:: Input data ::
'''

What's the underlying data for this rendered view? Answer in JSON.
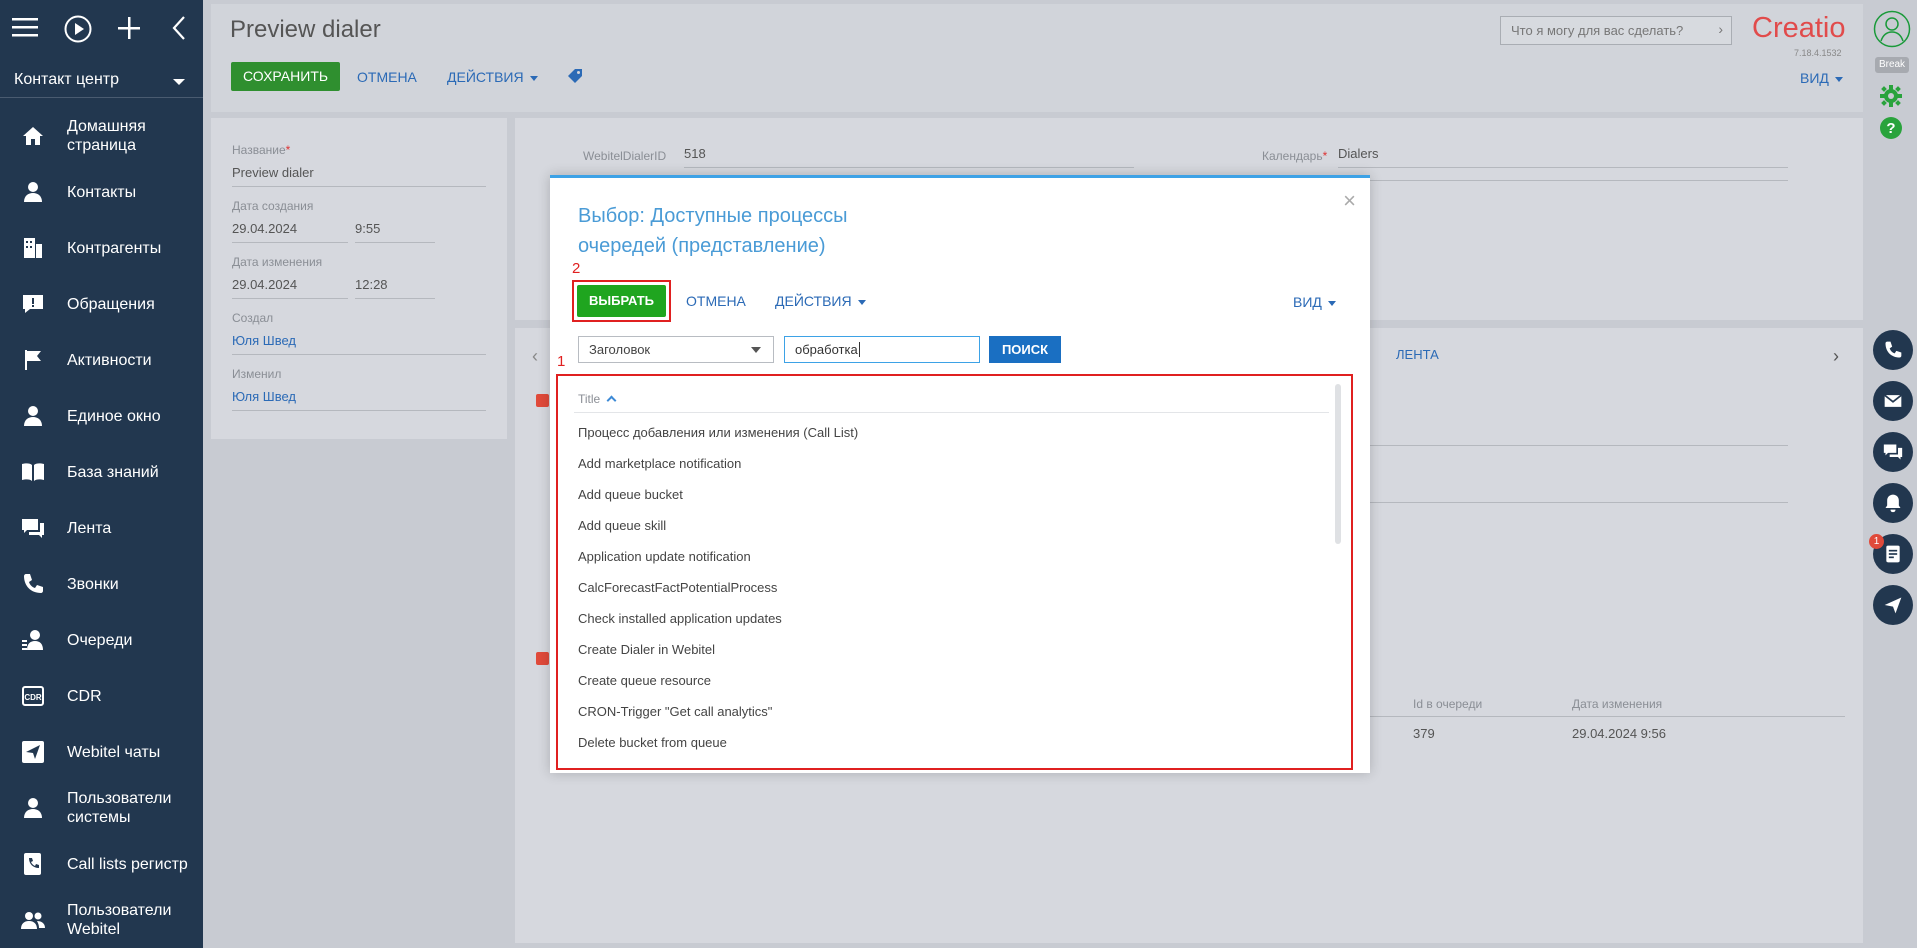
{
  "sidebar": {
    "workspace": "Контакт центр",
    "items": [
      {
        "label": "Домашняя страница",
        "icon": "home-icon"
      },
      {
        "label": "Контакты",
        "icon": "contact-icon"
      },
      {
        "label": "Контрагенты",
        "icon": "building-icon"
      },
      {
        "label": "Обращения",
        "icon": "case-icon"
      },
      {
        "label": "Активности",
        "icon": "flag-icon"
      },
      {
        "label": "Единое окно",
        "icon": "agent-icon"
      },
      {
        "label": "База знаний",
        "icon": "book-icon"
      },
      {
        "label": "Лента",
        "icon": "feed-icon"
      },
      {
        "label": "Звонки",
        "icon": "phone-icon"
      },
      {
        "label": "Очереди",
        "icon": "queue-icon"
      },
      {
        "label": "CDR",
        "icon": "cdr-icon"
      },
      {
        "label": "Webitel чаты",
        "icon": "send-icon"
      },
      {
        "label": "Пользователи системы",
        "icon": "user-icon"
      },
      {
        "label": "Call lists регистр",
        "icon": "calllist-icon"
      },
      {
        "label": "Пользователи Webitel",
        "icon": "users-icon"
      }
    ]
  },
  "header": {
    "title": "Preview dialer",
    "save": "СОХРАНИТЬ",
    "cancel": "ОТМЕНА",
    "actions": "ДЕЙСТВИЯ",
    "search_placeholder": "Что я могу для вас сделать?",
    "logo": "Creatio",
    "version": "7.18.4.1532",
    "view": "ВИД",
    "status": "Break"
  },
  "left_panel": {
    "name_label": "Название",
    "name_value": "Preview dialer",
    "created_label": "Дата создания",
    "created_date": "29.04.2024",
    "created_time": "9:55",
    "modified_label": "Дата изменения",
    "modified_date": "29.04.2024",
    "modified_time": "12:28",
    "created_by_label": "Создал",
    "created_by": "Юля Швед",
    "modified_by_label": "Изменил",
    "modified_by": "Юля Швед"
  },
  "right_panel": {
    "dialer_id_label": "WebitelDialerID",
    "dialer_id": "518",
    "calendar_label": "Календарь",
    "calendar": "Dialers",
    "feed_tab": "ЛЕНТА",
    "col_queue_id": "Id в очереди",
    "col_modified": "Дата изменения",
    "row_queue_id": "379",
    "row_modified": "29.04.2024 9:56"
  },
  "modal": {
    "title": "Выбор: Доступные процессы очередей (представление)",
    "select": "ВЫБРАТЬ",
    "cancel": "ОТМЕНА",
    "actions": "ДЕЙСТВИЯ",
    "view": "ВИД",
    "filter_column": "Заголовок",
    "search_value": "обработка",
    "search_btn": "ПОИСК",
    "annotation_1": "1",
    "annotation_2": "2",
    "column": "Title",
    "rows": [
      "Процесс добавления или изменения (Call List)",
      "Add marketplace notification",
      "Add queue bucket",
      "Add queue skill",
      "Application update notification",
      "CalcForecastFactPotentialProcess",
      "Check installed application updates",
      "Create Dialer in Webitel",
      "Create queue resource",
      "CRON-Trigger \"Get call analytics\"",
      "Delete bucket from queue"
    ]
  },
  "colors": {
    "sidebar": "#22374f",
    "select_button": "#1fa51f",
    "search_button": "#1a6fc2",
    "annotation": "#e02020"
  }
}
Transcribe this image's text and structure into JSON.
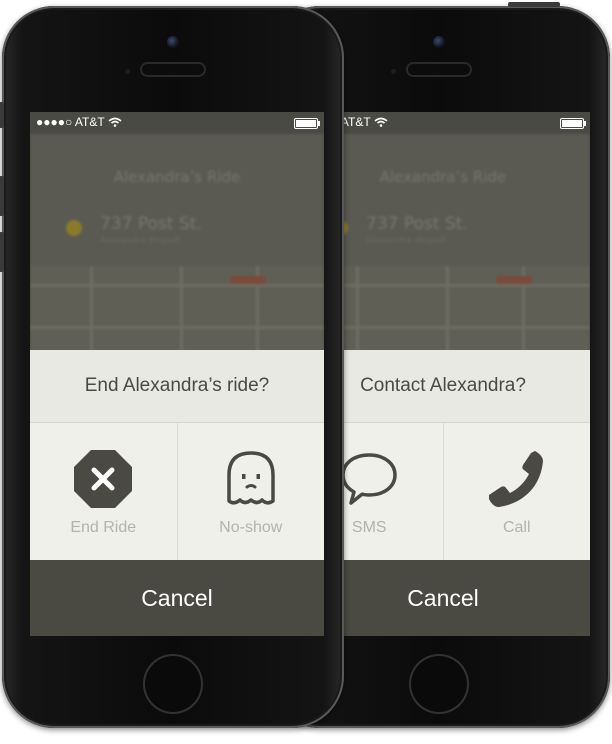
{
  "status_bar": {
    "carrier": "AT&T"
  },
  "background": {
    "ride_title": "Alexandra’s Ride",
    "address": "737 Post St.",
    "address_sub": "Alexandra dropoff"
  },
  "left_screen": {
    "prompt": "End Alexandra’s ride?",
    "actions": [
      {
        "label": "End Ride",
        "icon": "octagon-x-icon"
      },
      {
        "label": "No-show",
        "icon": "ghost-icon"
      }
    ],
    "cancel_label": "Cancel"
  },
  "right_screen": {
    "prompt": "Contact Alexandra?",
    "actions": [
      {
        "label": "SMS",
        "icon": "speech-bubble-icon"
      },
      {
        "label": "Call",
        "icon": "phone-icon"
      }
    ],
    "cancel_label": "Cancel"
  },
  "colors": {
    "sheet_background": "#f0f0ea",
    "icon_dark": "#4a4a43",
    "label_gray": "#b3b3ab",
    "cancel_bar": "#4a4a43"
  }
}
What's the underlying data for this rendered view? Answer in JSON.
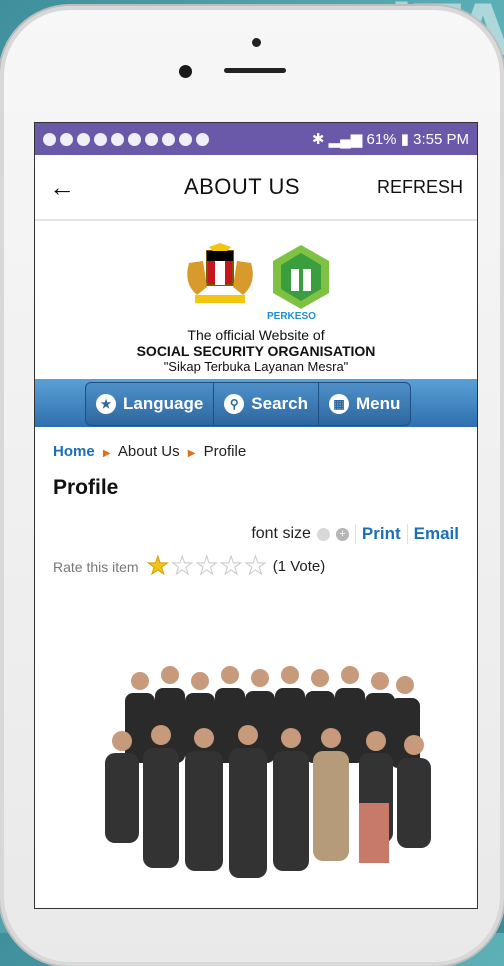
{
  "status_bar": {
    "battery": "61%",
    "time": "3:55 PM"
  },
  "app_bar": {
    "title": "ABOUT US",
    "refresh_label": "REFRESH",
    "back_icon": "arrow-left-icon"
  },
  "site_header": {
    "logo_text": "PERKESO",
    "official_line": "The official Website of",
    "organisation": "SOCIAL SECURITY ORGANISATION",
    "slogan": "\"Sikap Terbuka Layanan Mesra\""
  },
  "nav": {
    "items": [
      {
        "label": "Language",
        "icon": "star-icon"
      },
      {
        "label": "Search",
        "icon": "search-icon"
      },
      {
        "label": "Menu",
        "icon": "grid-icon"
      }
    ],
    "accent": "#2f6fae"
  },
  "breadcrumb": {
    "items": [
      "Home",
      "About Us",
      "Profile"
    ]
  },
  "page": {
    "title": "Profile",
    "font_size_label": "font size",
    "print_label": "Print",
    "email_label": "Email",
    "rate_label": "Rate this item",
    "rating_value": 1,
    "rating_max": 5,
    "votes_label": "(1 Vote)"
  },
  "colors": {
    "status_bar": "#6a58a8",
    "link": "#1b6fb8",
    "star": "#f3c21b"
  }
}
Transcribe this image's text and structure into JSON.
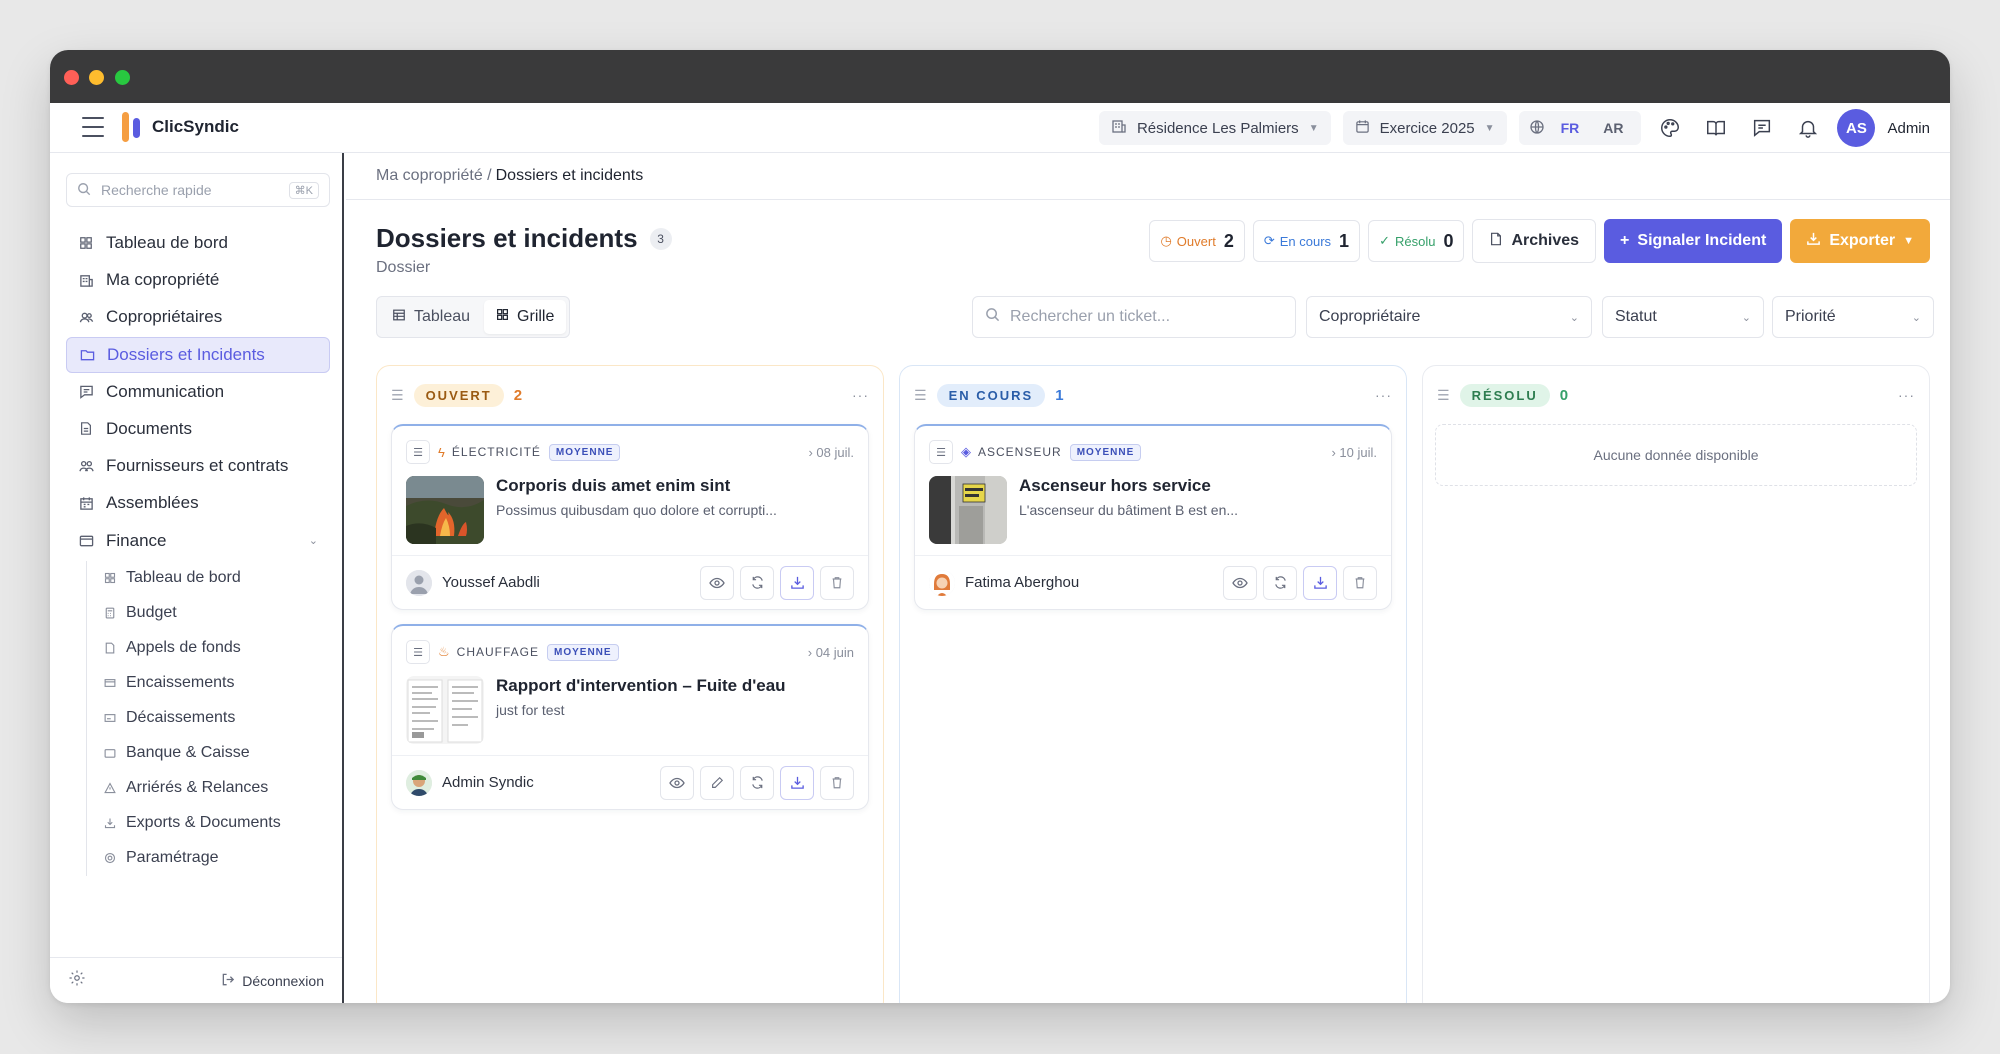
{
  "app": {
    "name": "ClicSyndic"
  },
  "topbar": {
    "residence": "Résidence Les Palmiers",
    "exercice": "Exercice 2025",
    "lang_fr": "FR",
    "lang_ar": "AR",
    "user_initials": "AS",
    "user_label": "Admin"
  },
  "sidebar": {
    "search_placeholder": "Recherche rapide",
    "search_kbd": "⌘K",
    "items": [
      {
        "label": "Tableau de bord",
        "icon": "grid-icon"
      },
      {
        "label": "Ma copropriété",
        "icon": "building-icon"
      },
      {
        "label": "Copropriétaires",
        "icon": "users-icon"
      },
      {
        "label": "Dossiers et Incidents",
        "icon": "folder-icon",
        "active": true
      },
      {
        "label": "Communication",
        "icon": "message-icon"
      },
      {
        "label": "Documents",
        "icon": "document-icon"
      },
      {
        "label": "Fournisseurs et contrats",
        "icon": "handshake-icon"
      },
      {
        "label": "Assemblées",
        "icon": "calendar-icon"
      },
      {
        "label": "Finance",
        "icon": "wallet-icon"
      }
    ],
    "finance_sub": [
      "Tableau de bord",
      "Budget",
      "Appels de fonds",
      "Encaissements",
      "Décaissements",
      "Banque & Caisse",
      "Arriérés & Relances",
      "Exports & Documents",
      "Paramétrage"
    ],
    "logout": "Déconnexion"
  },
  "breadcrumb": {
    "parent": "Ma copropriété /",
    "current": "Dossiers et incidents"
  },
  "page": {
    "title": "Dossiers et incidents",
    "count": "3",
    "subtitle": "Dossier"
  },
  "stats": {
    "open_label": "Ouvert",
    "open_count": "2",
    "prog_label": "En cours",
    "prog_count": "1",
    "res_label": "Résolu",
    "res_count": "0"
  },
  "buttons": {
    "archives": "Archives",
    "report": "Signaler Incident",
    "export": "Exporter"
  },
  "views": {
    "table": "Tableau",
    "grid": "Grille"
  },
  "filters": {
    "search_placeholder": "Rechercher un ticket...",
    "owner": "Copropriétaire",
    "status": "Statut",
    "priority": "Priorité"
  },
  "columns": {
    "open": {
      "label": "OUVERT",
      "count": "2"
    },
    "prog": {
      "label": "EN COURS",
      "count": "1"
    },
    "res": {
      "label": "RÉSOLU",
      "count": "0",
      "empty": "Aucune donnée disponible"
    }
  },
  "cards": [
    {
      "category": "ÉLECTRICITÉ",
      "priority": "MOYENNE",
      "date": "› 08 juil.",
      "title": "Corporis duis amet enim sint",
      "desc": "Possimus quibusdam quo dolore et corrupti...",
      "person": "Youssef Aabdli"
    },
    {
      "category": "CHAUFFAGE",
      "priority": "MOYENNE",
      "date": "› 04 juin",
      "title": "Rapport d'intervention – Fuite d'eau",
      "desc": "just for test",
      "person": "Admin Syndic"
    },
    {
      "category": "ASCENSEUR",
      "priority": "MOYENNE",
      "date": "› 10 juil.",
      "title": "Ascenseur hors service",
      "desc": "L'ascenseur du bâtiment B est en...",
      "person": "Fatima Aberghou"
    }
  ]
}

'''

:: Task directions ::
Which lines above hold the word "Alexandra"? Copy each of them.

:: Answer below ::
    "ride_title": "Alexandra’s Ride",
    "address_sub": "Alexandra dropoff"
    "prompt": "End Alexandra’s ride?",
    "prompt": "Contact Alexandra?",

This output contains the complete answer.